Your instructions. If a record holds a picture, skip the picture but print everything else exactly.
━━━━━ Data to process
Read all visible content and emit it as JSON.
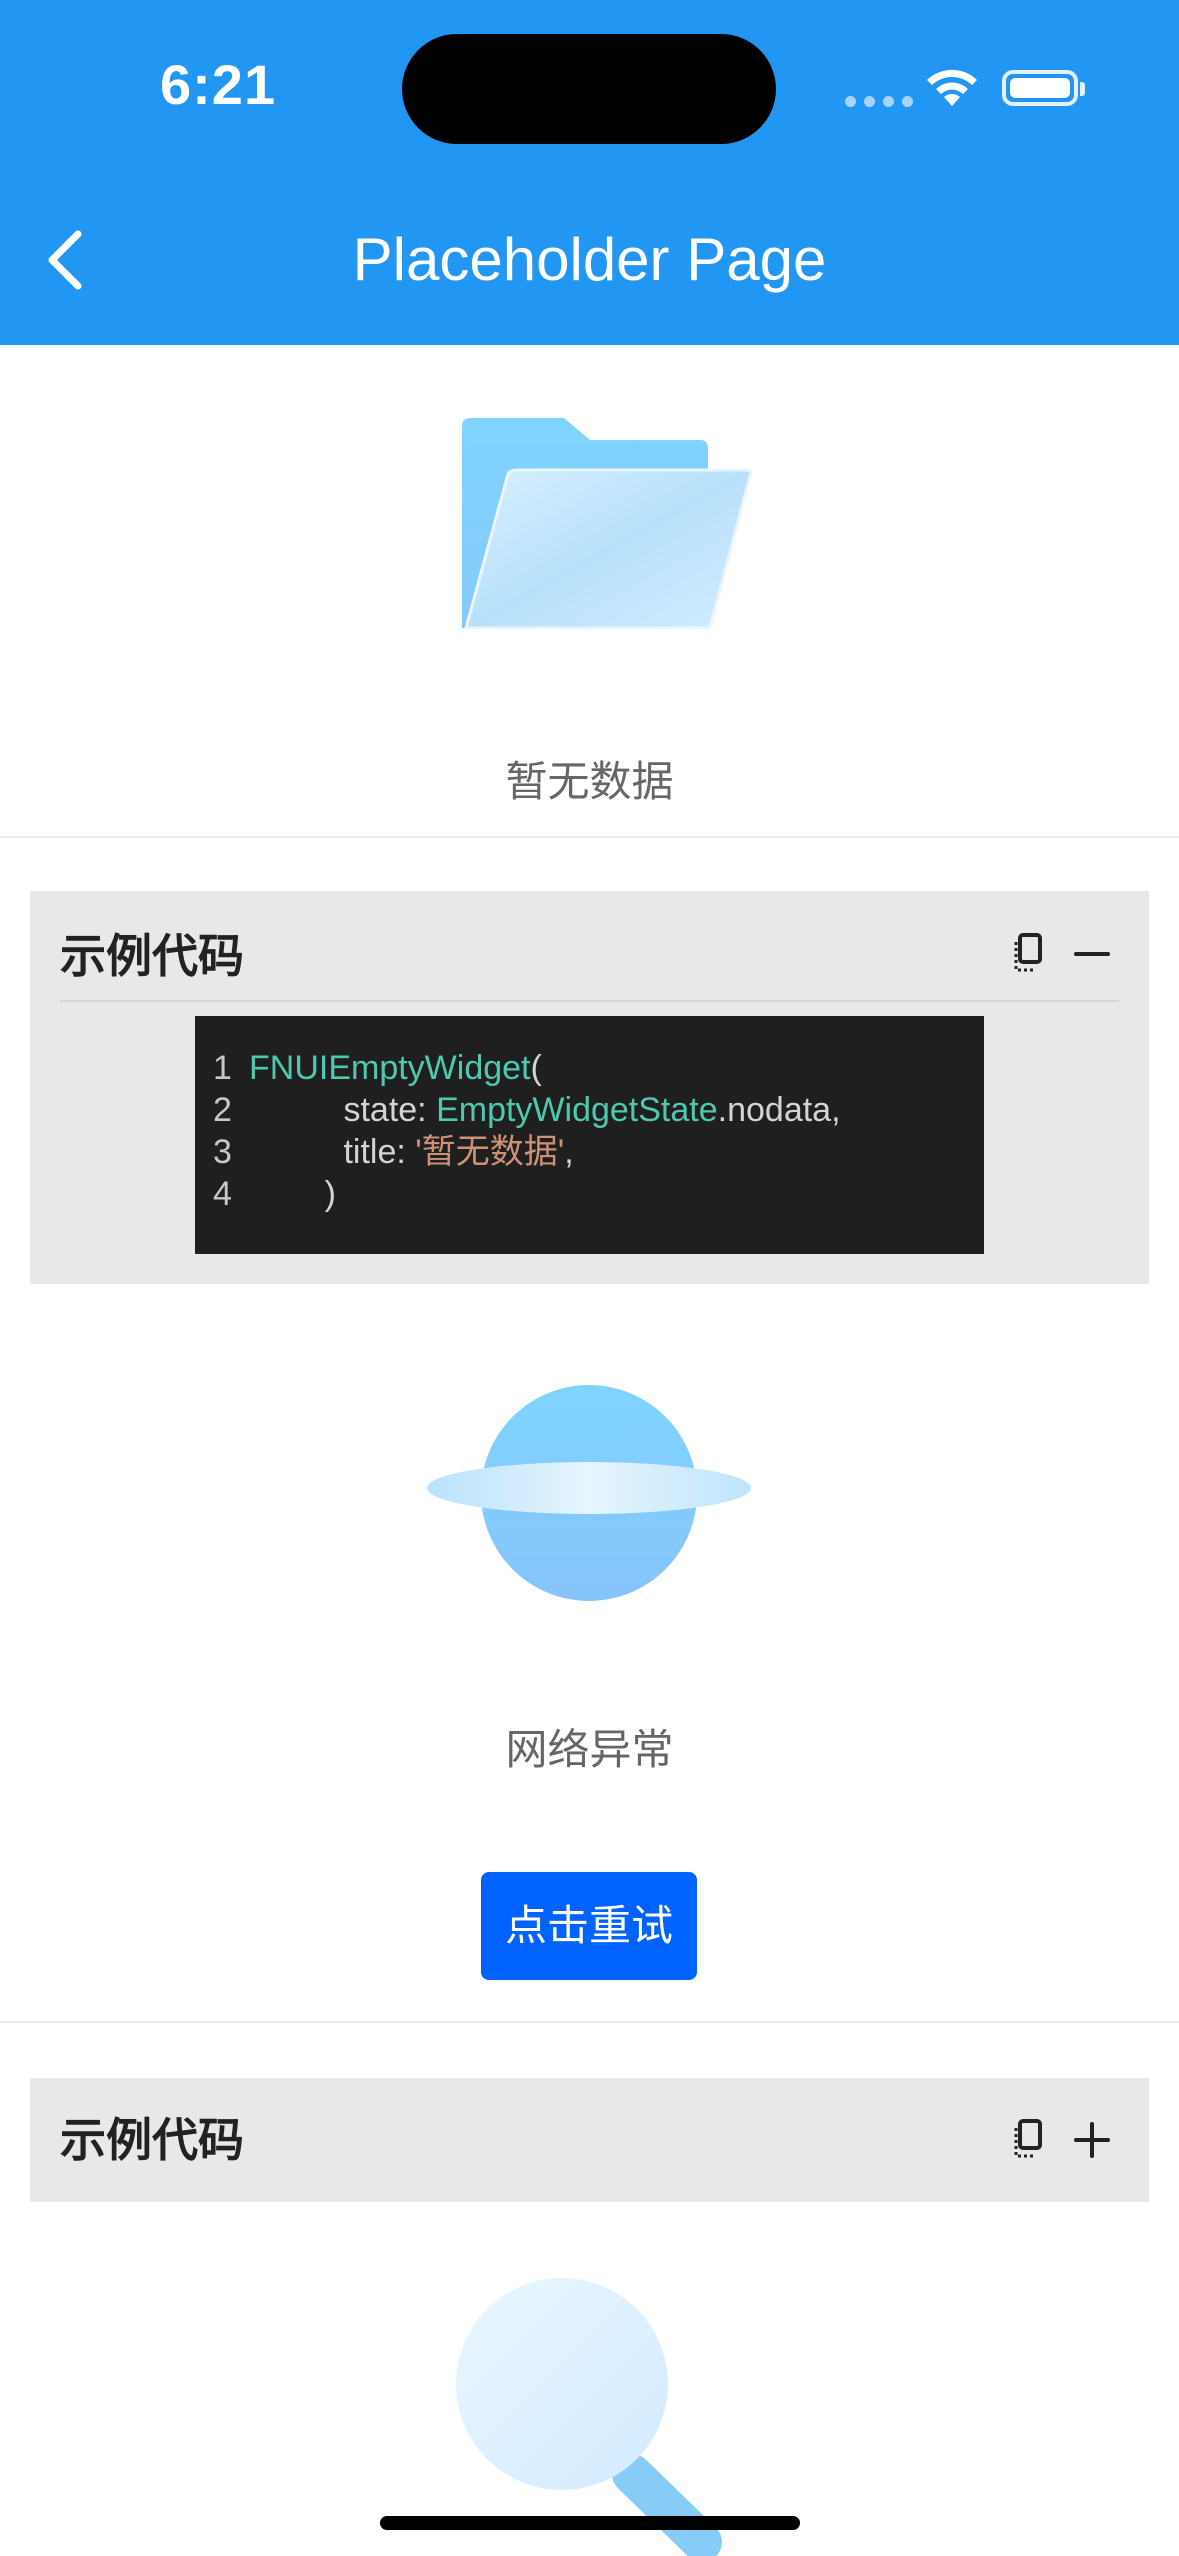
{
  "status_bar": {
    "time": "6:21"
  },
  "header": {
    "title": "Placeholder Page",
    "back_icon": "chevron-left-icon"
  },
  "empty_state": {
    "icon": "folder-icon",
    "caption": "暂无数据"
  },
  "code_card_1": {
    "title": "示例代码",
    "copy_icon": "copy-icon",
    "toggle_icon": "minus-icon",
    "line_numbers": [
      "1",
      "2",
      "3",
      "4"
    ],
    "lines": [
      {
        "indent": "",
        "parts": [
          {
            "text": "FNUIEmptyWidget",
            "kind": "class"
          },
          {
            "text": "(",
            "kind": "plain"
          }
        ]
      },
      {
        "indent": "          ",
        "parts": [
          {
            "text": "state: ",
            "kind": "plain"
          },
          {
            "text": "EmptyWidgetState",
            "kind": "class"
          },
          {
            "text": ".nodata,",
            "kind": "plain"
          }
        ]
      },
      {
        "indent": "          ",
        "parts": [
          {
            "text": "title: ",
            "kind": "plain"
          },
          {
            "text": "'暂无数据'",
            "kind": "string"
          },
          {
            "text": ",",
            "kind": "plain"
          }
        ]
      },
      {
        "indent": "        ",
        "parts": [
          {
            "text": ")",
            "kind": "plain"
          }
        ]
      }
    ]
  },
  "network_state": {
    "icon": "planet-icon",
    "caption": "网络异常",
    "retry_label": "点击重试"
  },
  "code_card_2": {
    "title": "示例代码",
    "copy_icon": "copy-icon",
    "toggle_icon": "plus-icon"
  },
  "search_state": {
    "icon": "magnifier-icon"
  },
  "colors": {
    "header": "#2196f3",
    "retry_button": "#0062ff",
    "code_bg": "#1f1f1f",
    "code_class": "#4ec9b0",
    "code_string": "#ce9178"
  }
}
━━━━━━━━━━
Result of the exercise.
Read all visible content and emit it as JSON.
{
  "status_bar": {
    "time": "6:21"
  },
  "header": {
    "title": "Placeholder Page",
    "back_icon": "chevron-left-icon"
  },
  "empty_state": {
    "icon": "folder-icon",
    "caption": "暂无数据"
  },
  "code_card_1": {
    "title": "示例代码",
    "copy_icon": "copy-icon",
    "toggle_icon": "minus-icon",
    "line_numbers": [
      "1",
      "2",
      "3",
      "4"
    ],
    "lines": [
      {
        "indent": "",
        "parts": [
          {
            "text": "FNUIEmptyWidget",
            "kind": "class"
          },
          {
            "text": "(",
            "kind": "plain"
          }
        ]
      },
      {
        "indent": "          ",
        "parts": [
          {
            "text": "state: ",
            "kind": "plain"
          },
          {
            "text": "EmptyWidgetState",
            "kind": "class"
          },
          {
            "text": ".nodata,",
            "kind": "plain"
          }
        ]
      },
      {
        "indent": "          ",
        "parts": [
          {
            "text": "title: ",
            "kind": "plain"
          },
          {
            "text": "'暂无数据'",
            "kind": "string"
          },
          {
            "text": ",",
            "kind": "plain"
          }
        ]
      },
      {
        "indent": "        ",
        "parts": [
          {
            "text": ")",
            "kind": "plain"
          }
        ]
      }
    ]
  },
  "network_state": {
    "icon": "planet-icon",
    "caption": "网络异常",
    "retry_label": "点击重试"
  },
  "code_card_2": {
    "title": "示例代码",
    "copy_icon": "copy-icon",
    "toggle_icon": "plus-icon"
  },
  "search_state": {
    "icon": "magnifier-icon"
  },
  "colors": {
    "header": "#2196f3",
    "retry_button": "#0062ff",
    "code_bg": "#1f1f1f",
    "code_class": "#4ec9b0",
    "code_string": "#ce9178"
  }
}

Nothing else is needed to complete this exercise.